Comox councillor Nicole Minions. (Supplied by Nicole Minions)
COMOX, B.C. – Comox councillor Nicole Minions realizes that ridding the town of single use plastic bags and straws won’t happen overnight.
So, with an eye on the future, Minions put forth a notice of motion during Wednesday’s council meeting.
The motion is for staff to create a report on the potential ban of single-use plastic bags and straws in the town.
At a future meeting, councillors will vote on whether or not staff should proceed with putting together a report on the issue.
“I’m really interested in how we divert things from the landfills,” Minions told the MyComoxValleyNow.com newsroom. “As populations grow and consumption grows, it’s becoming a real challenge.”
According to ReUseThisBag.com, every year, one trillion single use plastic bags are used, equating to two million per minute.
The Comox Valley Nurses for Health and the Environment are also pushing for a Comox-wide ban, and say single-use bags present an ecological danger because they degrade into microplastics and further leach into soils, groundwater, and the ocean.
“(A ban) is one of those things that, for the environment, it will make a difference and for individuals… hopefully it’s more of a discomfort to change our habits,” Minions said.
Communities across Vancouver Island including Parksville, Qualicum, Tofino, Esquimalt, Saanich, and Campbell River are in different stages of creating a bylaw, whether it’s researching or putting a bylaw in place.

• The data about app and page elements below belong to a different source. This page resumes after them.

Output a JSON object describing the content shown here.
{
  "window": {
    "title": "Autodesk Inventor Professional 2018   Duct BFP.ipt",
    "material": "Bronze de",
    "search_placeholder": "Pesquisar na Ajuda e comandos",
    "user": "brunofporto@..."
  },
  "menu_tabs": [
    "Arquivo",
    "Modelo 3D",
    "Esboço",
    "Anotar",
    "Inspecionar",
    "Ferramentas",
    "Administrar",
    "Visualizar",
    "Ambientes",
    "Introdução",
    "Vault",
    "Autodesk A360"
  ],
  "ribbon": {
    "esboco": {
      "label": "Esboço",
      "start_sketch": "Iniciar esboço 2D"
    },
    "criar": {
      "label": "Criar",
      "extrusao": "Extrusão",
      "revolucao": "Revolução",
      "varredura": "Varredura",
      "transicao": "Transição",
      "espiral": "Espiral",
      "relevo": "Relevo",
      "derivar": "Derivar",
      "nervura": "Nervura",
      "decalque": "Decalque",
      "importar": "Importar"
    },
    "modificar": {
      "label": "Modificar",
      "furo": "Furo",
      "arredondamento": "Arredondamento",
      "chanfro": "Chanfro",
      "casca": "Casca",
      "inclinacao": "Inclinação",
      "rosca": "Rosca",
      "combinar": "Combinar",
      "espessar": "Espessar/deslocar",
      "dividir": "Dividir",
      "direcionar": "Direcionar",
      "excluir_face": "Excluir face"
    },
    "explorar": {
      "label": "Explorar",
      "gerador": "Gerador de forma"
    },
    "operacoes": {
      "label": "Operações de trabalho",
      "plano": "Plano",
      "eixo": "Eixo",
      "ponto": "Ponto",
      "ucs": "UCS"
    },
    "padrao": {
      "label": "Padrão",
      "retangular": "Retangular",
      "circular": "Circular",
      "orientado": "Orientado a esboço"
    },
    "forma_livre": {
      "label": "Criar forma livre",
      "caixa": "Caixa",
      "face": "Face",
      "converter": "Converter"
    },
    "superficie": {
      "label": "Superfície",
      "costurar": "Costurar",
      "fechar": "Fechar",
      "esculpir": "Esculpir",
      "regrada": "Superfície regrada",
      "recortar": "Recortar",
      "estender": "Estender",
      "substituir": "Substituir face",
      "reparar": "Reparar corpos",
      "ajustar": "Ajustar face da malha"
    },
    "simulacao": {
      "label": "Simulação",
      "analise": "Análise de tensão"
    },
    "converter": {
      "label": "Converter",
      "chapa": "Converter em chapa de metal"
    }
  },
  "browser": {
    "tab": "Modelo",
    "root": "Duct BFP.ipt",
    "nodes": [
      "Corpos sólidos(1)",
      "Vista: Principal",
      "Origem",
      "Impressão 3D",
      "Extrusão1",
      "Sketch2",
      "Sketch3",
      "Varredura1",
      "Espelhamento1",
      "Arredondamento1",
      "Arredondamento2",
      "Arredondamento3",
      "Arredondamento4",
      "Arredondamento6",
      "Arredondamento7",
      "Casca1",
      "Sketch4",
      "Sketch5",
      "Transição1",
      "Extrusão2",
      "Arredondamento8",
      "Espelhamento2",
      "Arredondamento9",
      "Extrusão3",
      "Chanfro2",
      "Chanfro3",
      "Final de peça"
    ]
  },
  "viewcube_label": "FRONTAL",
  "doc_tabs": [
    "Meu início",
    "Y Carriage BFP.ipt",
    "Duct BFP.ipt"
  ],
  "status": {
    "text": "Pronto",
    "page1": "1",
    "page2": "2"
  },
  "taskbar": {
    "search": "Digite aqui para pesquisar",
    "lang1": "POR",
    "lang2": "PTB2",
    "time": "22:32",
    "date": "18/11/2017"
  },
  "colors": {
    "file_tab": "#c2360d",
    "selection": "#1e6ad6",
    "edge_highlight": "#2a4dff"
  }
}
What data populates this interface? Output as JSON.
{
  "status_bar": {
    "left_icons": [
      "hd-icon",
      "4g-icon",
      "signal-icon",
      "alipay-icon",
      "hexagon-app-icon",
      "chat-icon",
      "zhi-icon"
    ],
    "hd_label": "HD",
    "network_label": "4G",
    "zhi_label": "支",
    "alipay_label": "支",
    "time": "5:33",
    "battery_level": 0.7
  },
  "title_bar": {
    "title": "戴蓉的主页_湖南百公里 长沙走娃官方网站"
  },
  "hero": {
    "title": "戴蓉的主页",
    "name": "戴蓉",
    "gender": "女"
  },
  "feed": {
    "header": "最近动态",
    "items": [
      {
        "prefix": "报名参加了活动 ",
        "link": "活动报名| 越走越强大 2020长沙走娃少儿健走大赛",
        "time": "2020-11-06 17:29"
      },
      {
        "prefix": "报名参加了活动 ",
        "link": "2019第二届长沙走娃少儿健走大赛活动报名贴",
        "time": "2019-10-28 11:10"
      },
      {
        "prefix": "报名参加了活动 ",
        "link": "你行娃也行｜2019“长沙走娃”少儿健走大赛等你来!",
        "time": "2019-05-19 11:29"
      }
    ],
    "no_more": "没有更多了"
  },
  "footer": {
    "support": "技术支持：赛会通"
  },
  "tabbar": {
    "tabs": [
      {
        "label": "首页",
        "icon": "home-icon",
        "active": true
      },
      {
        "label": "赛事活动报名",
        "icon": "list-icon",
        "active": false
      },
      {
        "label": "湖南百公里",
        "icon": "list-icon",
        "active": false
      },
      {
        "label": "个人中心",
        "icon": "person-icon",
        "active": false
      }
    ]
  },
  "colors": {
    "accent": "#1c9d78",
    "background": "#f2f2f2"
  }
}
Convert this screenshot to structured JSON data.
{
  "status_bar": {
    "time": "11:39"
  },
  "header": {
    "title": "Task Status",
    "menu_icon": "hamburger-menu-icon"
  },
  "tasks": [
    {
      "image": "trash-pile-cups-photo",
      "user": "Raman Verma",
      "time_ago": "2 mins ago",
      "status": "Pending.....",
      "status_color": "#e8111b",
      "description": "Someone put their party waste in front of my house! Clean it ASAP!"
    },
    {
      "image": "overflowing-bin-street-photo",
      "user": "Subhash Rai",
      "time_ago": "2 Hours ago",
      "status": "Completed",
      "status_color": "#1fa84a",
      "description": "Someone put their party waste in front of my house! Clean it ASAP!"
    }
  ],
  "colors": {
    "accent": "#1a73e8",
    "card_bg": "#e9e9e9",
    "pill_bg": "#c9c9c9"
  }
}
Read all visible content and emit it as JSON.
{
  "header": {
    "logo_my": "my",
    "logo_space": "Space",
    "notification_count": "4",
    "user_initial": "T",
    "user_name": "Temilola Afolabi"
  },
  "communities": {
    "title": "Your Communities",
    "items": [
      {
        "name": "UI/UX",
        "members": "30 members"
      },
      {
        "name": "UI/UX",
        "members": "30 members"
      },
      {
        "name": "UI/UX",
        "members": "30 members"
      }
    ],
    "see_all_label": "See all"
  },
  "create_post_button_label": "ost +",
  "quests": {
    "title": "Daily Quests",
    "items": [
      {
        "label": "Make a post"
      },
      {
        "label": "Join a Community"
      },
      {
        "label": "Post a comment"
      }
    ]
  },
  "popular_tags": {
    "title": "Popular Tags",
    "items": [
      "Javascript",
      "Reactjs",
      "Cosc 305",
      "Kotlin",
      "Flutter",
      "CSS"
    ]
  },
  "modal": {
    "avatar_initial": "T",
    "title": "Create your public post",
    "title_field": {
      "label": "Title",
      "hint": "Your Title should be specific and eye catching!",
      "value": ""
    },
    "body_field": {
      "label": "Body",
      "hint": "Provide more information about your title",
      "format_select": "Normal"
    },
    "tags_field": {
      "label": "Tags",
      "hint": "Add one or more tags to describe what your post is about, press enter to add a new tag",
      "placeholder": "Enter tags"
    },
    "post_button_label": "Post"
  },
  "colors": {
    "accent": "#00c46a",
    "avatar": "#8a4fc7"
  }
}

Even if a future bylaw exists, Minions said people will still be able to purchase plastic garbage bags and plastic straws in bulk from local retailers.
“It would be affecting things like, grocery stores, potentially,” Minions said. “Restaurants would also be considered single-use.”
She said local restaurants are already switching to paper straws.
Ultimately, Minions would like to see the town lighten its environmental footprint on local landfills.
“Somewhere around four percent of the landfill has single-use plastic bags,” she said. “So (a ban) something that, if local communities decided to do, I think that the residents and businesses can transition to that.”
She said, if approved, the process could take about six months to implement.
“The public feedback portion, a lot of it happened during the election campaigning,” Minions said. “It’s something that a lot of us heard positive things on, just from talking to people, and so it was one of the topics that came up with people asking, ‘Is this a council that is willing to do that.’